Mandating that everyone purchase insurance or face a fine, and providing subsidies to help people pay for those plans, are two policies that help stabilize the health insurance market and make premiums more affordable for everyone, explained Christine Eibner, a senior economist at the RAND Corporation.
If the health insurance mandate wasn't in the ACA, health insurance companies wouldn’t be able to comply with one of the most popular features of the law: that everyone be allowed to purchase an insurance policy, regardless of pre-existing conditions.
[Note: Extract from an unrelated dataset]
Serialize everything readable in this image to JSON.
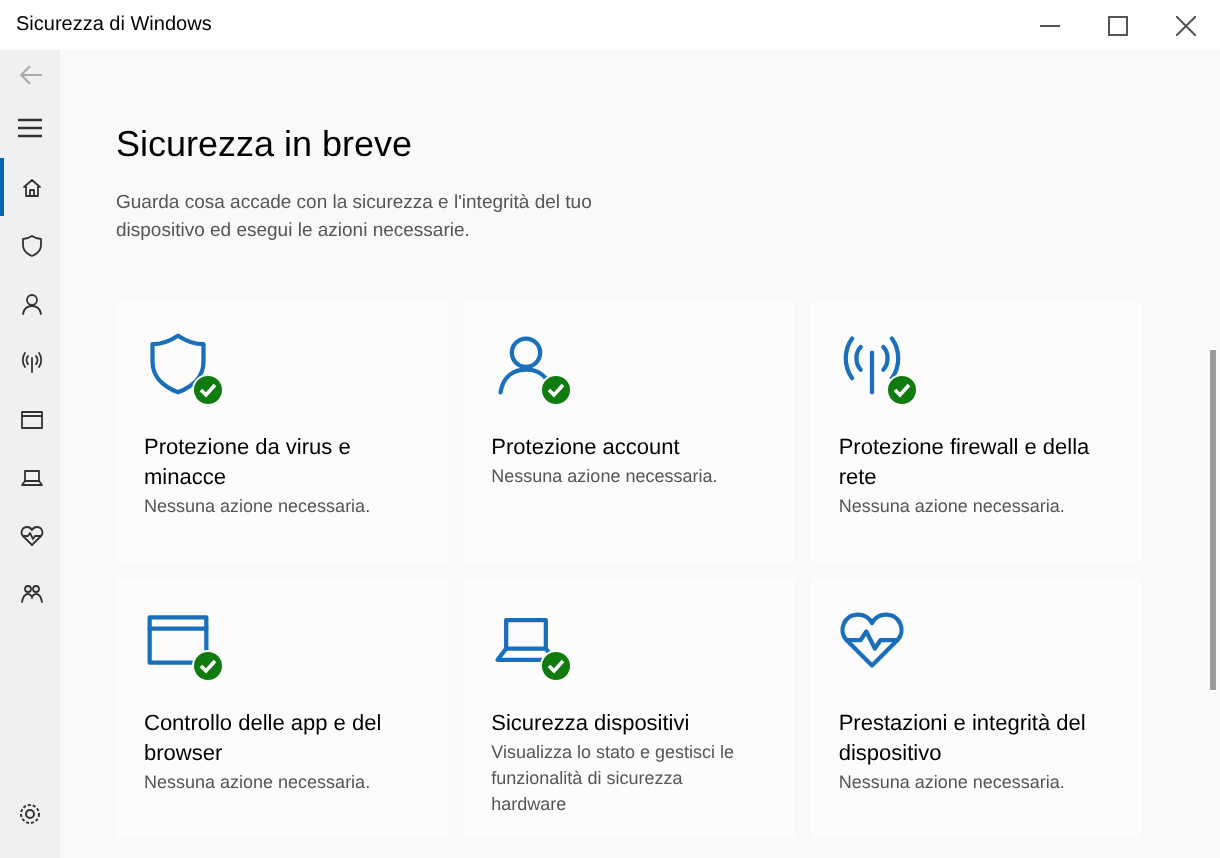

Before the ACA, young and healthy people tended to opt out of health insurance, leaving the sickest people with the most expensive needs in the policies. This led to health insurance companies rejecting people with pre-existing illnesses, as they assumed, rightly, that they would incur the highest costs to the company.
Subsidies for health insurance premiums are crucial for helping people pay for those mandated health insurance policies. Without subsidies, more people would drop out of the insurance market, which would lead to an increase in costs for everyone that’s left, Eibner explained.
"We have estimated that if the subsidies were to be eliminated, premiums would increase by 47 percent,” said Eibner. “We predict that those two policies together, especially the subsidies, have a stabilizing effect. They do bring younger and healthier people into the market, and they keep premiums lower than they would otherwise be."